Great works, great paintings, great sensations. Echoes of the New York avant-garde and beyond. And yet Sea Change goes deeper, with a strong connection to water, as the title suggests: soft brush strokes and artworks of a very intense blue project us into immense oceans in which to immerse ourselves with body and mind. With the soul. Historic works such as Ocean Drive West, from 1974, are also exhibited for the first time in Rome.
A lot of color, a fundamental element for one of the standard bearers of “Color Field” like Frankenthaler. Growing up in the environments of abstract expressionism, the artist feels the latter so strongly as to invent a new technique, the soak-stain, which simulates the watercolor, in the final resolution, through oil colors. A revolutionary technique for its period, a strong revolution that still deceives us too. A technique that Frankenthaler refines throughout the years, as can be seen in Reflection of 1977, in which the colors come from above, descending and dissolving. Here, in fact, the contemplation of color is completely different.
The artist, who died in 2011, was one of the protagonists of “color as an actor” in contemporary art. This is why she used it in various dimensions, especially to excite.
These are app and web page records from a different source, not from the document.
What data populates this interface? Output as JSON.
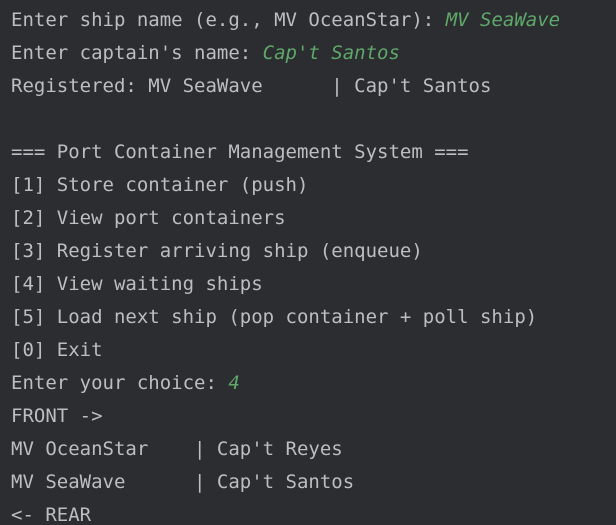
{
  "colors": {
    "background": "#2b2d30",
    "text": "#bcbec4",
    "user_input": "#5fa86a"
  },
  "console": {
    "lines": [
      {
        "prompt": "Enter ship name (e.g., MV OceanStar): ",
        "input": "MV SeaWave"
      },
      {
        "prompt": "Enter captain's name: ",
        "input": "Cap't Santos"
      },
      {
        "prompt": "Registered: MV SeaWave      | Cap't Santos",
        "input": ""
      },
      {
        "prompt": "",
        "input": ""
      },
      {
        "prompt": "=== Port Container Management System ===",
        "input": ""
      },
      {
        "prompt": "[1] Store container (push)",
        "input": ""
      },
      {
        "prompt": "[2] View port containers",
        "input": ""
      },
      {
        "prompt": "[3] Register arriving ship (enqueue)",
        "input": ""
      },
      {
        "prompt": "[4] View waiting ships",
        "input": ""
      },
      {
        "prompt": "[5] Load next ship (pop container + poll ship)",
        "input": ""
      },
      {
        "prompt": "[0] Exit",
        "input": ""
      },
      {
        "prompt": "Enter your choice: ",
        "input": "4"
      },
      {
        "prompt": "FRONT ->",
        "input": ""
      },
      {
        "prompt": "MV OceanStar    | Cap't Reyes",
        "input": ""
      },
      {
        "prompt": "MV SeaWave      | Cap't Santos",
        "input": ""
      },
      {
        "prompt": "<- REAR",
        "input": ""
      }
    ]
  }
}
If we look at Twilight, from 1980, for example, we can observe the result of a great juxtaposition that simultaneously creates thickness and nuances.
Between the 1970s and the 1980s, after moving to Connecticut, she changed her conception of “color”. Getting in touch with water, with the sea, her research achieves new depths. The solo show in question paints before us a crucial passage towards the third dimension.
Helen Frankenthaler is one of the most important artists in the history of contemporary art. Sea Change closes in July, don’t miss the chance to visit it!
Sea Change, at Gagosian gallery, Rome. Artist on display: Helen Frankenthaler.